Page and application data records:
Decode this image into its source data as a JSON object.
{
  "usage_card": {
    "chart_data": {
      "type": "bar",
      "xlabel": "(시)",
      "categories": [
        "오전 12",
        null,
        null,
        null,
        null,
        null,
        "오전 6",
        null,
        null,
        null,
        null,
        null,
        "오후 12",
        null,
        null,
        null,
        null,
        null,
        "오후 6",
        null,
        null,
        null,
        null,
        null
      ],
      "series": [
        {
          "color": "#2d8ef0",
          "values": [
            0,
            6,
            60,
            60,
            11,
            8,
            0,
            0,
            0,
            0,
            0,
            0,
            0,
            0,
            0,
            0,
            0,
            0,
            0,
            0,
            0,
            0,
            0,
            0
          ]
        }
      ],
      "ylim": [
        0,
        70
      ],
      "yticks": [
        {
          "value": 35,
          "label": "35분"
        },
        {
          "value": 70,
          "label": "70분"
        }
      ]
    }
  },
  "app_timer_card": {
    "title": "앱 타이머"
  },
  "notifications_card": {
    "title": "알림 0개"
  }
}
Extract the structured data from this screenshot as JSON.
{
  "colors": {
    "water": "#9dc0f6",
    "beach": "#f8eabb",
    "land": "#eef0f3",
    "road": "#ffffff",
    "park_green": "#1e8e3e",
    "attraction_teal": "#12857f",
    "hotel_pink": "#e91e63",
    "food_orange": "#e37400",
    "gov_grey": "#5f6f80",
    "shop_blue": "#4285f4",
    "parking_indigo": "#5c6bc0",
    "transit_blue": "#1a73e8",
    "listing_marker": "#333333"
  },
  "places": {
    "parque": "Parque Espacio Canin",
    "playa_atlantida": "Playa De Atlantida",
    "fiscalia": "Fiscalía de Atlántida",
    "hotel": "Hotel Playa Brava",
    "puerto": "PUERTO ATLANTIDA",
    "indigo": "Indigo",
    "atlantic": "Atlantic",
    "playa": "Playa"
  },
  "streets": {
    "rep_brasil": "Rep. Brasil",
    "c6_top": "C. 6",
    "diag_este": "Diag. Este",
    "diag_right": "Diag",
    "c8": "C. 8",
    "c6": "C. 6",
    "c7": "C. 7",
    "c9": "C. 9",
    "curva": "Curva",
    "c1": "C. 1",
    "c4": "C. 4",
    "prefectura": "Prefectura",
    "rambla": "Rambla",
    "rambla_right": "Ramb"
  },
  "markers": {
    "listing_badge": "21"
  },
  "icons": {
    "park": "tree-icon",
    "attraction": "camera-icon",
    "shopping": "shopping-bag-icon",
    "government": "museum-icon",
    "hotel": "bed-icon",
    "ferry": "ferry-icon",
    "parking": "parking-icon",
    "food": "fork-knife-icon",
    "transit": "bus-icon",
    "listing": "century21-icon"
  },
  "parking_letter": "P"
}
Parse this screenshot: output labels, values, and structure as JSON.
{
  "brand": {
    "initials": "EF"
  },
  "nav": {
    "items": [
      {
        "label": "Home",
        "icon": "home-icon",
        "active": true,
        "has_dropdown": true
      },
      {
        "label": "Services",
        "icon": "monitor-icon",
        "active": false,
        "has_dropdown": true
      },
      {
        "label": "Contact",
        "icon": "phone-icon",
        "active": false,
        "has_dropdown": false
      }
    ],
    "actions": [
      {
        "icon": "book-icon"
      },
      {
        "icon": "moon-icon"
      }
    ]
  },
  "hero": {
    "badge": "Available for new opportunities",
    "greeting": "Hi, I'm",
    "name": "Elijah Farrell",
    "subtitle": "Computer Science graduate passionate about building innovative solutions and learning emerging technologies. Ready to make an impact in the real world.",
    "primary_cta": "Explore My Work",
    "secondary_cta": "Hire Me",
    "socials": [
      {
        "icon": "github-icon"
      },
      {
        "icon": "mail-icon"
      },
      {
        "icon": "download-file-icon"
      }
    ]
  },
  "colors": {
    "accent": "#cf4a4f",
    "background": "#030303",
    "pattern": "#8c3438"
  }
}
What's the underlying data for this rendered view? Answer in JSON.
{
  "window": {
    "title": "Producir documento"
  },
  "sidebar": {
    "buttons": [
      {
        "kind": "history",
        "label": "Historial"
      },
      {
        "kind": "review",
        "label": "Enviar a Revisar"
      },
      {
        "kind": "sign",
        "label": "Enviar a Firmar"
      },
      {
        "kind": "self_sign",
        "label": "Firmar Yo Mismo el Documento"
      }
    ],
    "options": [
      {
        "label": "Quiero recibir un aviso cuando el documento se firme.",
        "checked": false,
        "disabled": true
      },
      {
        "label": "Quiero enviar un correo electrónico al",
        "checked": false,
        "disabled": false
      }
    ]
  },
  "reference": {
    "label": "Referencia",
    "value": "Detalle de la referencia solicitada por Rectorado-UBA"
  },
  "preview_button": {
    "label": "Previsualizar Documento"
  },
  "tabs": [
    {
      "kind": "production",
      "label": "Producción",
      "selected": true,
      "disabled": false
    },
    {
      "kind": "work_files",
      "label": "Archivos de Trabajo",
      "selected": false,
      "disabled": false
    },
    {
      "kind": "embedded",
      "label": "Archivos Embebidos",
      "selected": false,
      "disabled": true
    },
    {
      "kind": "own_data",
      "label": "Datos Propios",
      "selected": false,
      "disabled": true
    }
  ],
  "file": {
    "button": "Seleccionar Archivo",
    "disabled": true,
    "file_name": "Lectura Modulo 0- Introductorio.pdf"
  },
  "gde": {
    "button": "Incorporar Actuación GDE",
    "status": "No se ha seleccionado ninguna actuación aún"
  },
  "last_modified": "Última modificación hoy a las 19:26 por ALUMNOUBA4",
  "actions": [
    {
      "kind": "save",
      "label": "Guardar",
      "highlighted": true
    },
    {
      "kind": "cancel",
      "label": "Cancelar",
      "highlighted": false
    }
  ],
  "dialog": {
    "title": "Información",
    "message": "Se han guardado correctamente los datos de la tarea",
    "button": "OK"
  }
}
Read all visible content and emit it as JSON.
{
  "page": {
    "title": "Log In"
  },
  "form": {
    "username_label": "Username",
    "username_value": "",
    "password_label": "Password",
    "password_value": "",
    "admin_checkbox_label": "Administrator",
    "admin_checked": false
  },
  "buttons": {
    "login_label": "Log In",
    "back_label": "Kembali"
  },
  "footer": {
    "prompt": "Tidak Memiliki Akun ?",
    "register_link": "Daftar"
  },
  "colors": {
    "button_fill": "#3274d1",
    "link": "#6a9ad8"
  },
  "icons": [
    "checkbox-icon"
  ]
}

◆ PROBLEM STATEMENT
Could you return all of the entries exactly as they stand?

◆ EXERCISE OUTPUT
Decode this image into its source data as a JSON object.
{
  "usage_card": {
    "chart_data": {
      "type": "bar",
      "xlabel": "(시)",
      "categories": [
        "오전 12",
        null,
        null,
        null,
        null,
        null,
        "오전 6",
        null,
        null,
        null,
        null,
        null,
        "오후 12",
        null,
        null,
        null,
        null,
        null,
        "오후 6",
        null,
        null,
        null,
        null,
        null
      ],
      "series": [
        {
          "color": "#2d8ef0",
          "values": [
            0,
            6,
            60,
            60,
            11,
            8,
            0,
            0,
            0,
            0,
            0,
            0,
            0,
            0,
            0,
            0,
            0,
            0,
            0,
            0,
            0,
            0,
            0,
            0
          ]
        }
      ],
      "ylim": [
        0,
        70
      ],
      "yticks": [
        {
          "value": 35,
          "label": "35분"
        },
        {
          "value": 70,
          "label": "70분"
        }
      ]
    }
  },
  "app_timer_card": {
    "title": "앱 타이머"
  },
  "notifications_card": {
    "title": "알림 0개"
  }
}
Extract the structured data from this screenshot as JSON.
{
  "colors": {
    "water": "#9dc0f6",
    "beach": "#f8eabb",
    "land": "#eef0f3",
    "road": "#ffffff",
    "park_green": "#1e8e3e",
    "attraction_teal": "#12857f",
    "hotel_pink": "#e91e63",
    "food_orange": "#e37400",
    "gov_grey": "#5f6f80",
    "shop_blue": "#4285f4",
    "parking_indigo": "#5c6bc0",
    "transit_blue": "#1a73e8",
    "listing_marker": "#333333"
  },
  "places": {
    "parque": "Parque Espacio Canin",
    "playa_atlantida": "Playa De Atlantida",
    "fiscalia": "Fiscalía de Atlántida",
    "hotel": "Hotel Playa Brava",
    "puerto": "PUERTO ATLANTIDA",
    "indigo": "Indigo",
    "atlantic": "Atlantic",
    "playa": "Playa"
  },
  "streets": {
    "rep_brasil": "Rep. Brasil",
    "c6_top": "C. 6",
    "diag_este": "Diag. Este",
    "diag_right": "Diag",
    "c8": "C. 8",
    "c6": "C. 6",
    "c7": "C. 7",
    "c9": "C. 9",
    "curva": "Curva",
    "c1": "C. 1",
    "c4": "C. 4",
    "prefectura": "Prefectura",
    "rambla": "Rambla",
    "rambla_right": "Ramb"
  },
  "markers": {
    "listing_badge": "21"
  },
  "icons": {
    "park": "tree-icon",
    "attraction": "camera-icon",
    "shopping": "shopping-bag-icon",
    "government": "museum-icon",
    "hotel": "bed-icon",
    "ferry": "ferry-icon",
    "parking": "parking-icon",
    "food": "fork-knife-icon",
    "transit": "bus-icon",
    "listing": "century21-icon"
  },
  "parking_letter": "P"
}
Parse this screenshot: output labels, values, and structure as JSON.
{
  "brand": {
    "initials": "EF"
  },
  "nav": {
    "items": [
      {
        "label": "Home",
        "icon": "home-icon",
        "active": true,
        "has_dropdown": true
      },
      {
        "label": "Services",
        "icon": "monitor-icon",
        "active": false,
        "has_dropdown": true
      },
      {
        "label": "Contact",
        "icon": "phone-icon",
        "active": false,
        "has_dropdown": false
      }
    ],
    "actions": [
      {
        "icon": "book-icon"
      },
      {
        "icon": "moon-icon"
      }
    ]
  },
  "hero": {
    "badge": "Available for new opportunities",
    "greeting": "Hi, I'm",
    "name": "Elijah Farrell",
    "subtitle": "Computer Science graduate passionate about building innovative solutions and learning emerging technologies. Ready to make an impact in the real world.",
    "primary_cta": "Explore My Work",
    "secondary_cta": "Hire Me",
    "socials": [
      {
        "icon": "github-icon"
      },
      {
        "icon": "mail-icon"
      },
      {
        "icon": "download-file-icon"
      }
    ]
  },
  "colors": {
    "accent": "#cf4a4f",
    "background": "#030303",
    "pattern": "#8c3438"
  }
}
What's the underlying data for this rendered view? Answer in JSON.
{
  "window": {
    "title": "Producir documento"
  },
  "sidebar": {
    "buttons": [
      {
        "kind": "history",
        "label": "Historial"
      },
      {
        "kind": "review",
        "label": "Enviar a Revisar"
      },
      {
        "kind": "sign",
        "label": "Enviar a Firmar"
      },
      {
        "kind": "self_sign",
        "label": "Firmar Yo Mismo el Documento"
      }
    ],
    "options": [
      {
        "label": "Quiero recibir un aviso cuando el documento se firme.",
        "checked": false,
        "disabled": true
      },
      {
        "label": "Quiero enviar un correo electrónico al",
        "checked": false,
        "disabled": false
      }
    ]
  },
  "reference": {
    "label": "Referencia",
    "value": "Detalle de la referencia solicitada por Rectorado-UBA"
  },
  "preview_button": {
    "label": "Previsualizar Documento"
  },
  "tabs": [
    {
      "kind": "production",
      "label": "Producción",
      "selected": true,
      "disabled": false
    },
    {
      "kind": "work_files",
      "label": "Archivos de Trabajo",
      "selected": false,
      "disabled": false
    },
    {
      "kind": "embedded",
      "label": "Archivos Embebidos",
      "selected": false,
      "disabled": true
    },
    {
      "kind": "own_data",
      "label": "Datos Propios",
      "selected": false,
      "disabled": true
    }
  ],
  "file": {
    "button": "Seleccionar Archivo",
    "disabled": true,
    "file_name": "Lectura Modulo 0- Introductorio.pdf"
  },
  "gde": {
    "button": "Incorporar Actuación GDE",
    "status": "No se ha seleccionado ninguna actuación aún"
  },
  "last_modified": "Última modificación hoy a las 19:26 por ALUMNOUBA4",
  "actions": [
    {
      "kind": "save",
      "label": "Guardar",
      "highlighted": true
    },
    {
      "kind": "cancel",
      "label": "Cancelar",
      "highlighted": false
    }
  ],
  "dialog": {
    "title": "Información",
    "message": "Se han guardado correctamente los datos de la tarea",
    "button": "OK"
  }
}
Read all visible content and emit it as JSON.
{
  "page": {
    "title": "Log In"
  },
  "form": {
    "username_label": "Username",
    "username_value": "",
    "password_label": "Password",
    "password_value": "",
    "admin_checkbox_label": "Administrator",
    "admin_checked": false
  },
  "buttons": {
    "login_label": "Log In",
    "back_label": "Kembali"
  },
  "footer": {
    "prompt": "Tidak Memiliki Akun ?",
    "register_link": "Daftar"
  },
  "colors": {
    "button_fill": "#3274d1",
    "link": "#6a9ad8"
  },
  "icons": [
    "checkbox-icon"
  ]
}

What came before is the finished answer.